(Entries from a dataset of interfaces)
- - -
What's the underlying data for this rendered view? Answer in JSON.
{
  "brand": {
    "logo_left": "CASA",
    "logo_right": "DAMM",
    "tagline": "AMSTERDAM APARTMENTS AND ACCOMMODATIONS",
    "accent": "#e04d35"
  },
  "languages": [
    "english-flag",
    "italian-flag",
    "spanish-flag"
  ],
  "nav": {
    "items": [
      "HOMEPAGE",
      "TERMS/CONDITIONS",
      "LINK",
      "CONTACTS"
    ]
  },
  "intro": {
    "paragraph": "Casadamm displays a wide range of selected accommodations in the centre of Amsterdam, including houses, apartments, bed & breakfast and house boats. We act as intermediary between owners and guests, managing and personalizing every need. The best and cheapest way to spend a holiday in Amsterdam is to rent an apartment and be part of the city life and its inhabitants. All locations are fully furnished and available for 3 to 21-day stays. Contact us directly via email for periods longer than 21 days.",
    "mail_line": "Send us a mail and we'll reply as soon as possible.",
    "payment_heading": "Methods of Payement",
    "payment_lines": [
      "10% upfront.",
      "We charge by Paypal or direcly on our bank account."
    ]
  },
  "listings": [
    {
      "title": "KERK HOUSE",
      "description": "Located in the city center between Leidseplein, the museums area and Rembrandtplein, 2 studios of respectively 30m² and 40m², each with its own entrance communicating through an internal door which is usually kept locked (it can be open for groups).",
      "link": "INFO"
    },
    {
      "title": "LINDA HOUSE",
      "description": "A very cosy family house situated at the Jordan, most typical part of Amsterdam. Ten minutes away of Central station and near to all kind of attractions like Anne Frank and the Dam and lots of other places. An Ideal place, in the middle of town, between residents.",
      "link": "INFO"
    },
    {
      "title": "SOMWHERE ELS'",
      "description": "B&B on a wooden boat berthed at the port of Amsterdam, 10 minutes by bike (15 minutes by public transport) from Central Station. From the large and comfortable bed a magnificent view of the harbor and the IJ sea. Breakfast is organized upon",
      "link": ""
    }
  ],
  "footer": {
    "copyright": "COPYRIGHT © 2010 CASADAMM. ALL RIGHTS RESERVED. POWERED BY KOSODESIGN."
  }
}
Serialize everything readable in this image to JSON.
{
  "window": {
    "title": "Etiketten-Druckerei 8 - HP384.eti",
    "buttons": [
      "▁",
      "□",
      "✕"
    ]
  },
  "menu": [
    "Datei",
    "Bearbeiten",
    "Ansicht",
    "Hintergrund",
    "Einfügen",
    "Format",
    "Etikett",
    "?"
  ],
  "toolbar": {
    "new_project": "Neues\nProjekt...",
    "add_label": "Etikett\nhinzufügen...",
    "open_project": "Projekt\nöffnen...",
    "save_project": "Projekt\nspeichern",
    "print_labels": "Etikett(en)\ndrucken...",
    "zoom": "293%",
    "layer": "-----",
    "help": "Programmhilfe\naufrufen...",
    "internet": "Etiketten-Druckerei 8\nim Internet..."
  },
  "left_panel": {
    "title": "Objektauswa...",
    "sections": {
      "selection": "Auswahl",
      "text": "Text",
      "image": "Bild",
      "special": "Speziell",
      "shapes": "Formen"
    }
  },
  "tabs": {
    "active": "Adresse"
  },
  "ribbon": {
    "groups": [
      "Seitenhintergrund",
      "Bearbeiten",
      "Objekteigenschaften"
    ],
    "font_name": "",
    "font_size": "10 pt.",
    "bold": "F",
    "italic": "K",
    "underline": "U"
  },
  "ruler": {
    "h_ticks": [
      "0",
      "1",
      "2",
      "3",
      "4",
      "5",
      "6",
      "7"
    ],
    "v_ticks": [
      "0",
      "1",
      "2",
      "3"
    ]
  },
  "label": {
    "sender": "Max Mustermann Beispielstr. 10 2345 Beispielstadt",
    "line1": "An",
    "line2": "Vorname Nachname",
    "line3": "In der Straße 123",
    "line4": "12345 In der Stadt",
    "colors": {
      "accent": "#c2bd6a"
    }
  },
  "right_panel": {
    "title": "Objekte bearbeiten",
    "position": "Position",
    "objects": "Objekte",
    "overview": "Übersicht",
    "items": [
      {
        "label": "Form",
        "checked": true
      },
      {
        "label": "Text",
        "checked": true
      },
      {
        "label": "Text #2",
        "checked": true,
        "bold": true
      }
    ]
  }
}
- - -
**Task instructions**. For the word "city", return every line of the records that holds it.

**Your solution**.
    "paragraph": "Casadamm displays a wide range of selected accommodations in the centre of Amsterdam, including houses, apartments, bed & breakfast and house boats. We act as intermediary between owners and guests, managing and personalizing every need. The best and cheapest way to spend a holiday in Amsterdam is to rent an apartment and be part of the city life and its inhabitants. All locations are fully furnished and available for 3 to 21-day stays. Contact us directly via email for periods longer than 21 days.",
      "description": "Located in the city center between Leidseplein, the museums area and Rembrandtplein, 2 studios of respectively 30m² and 40m², each with its own entrance communicating through an internal door which is usually kept locked (it can be open for groups).",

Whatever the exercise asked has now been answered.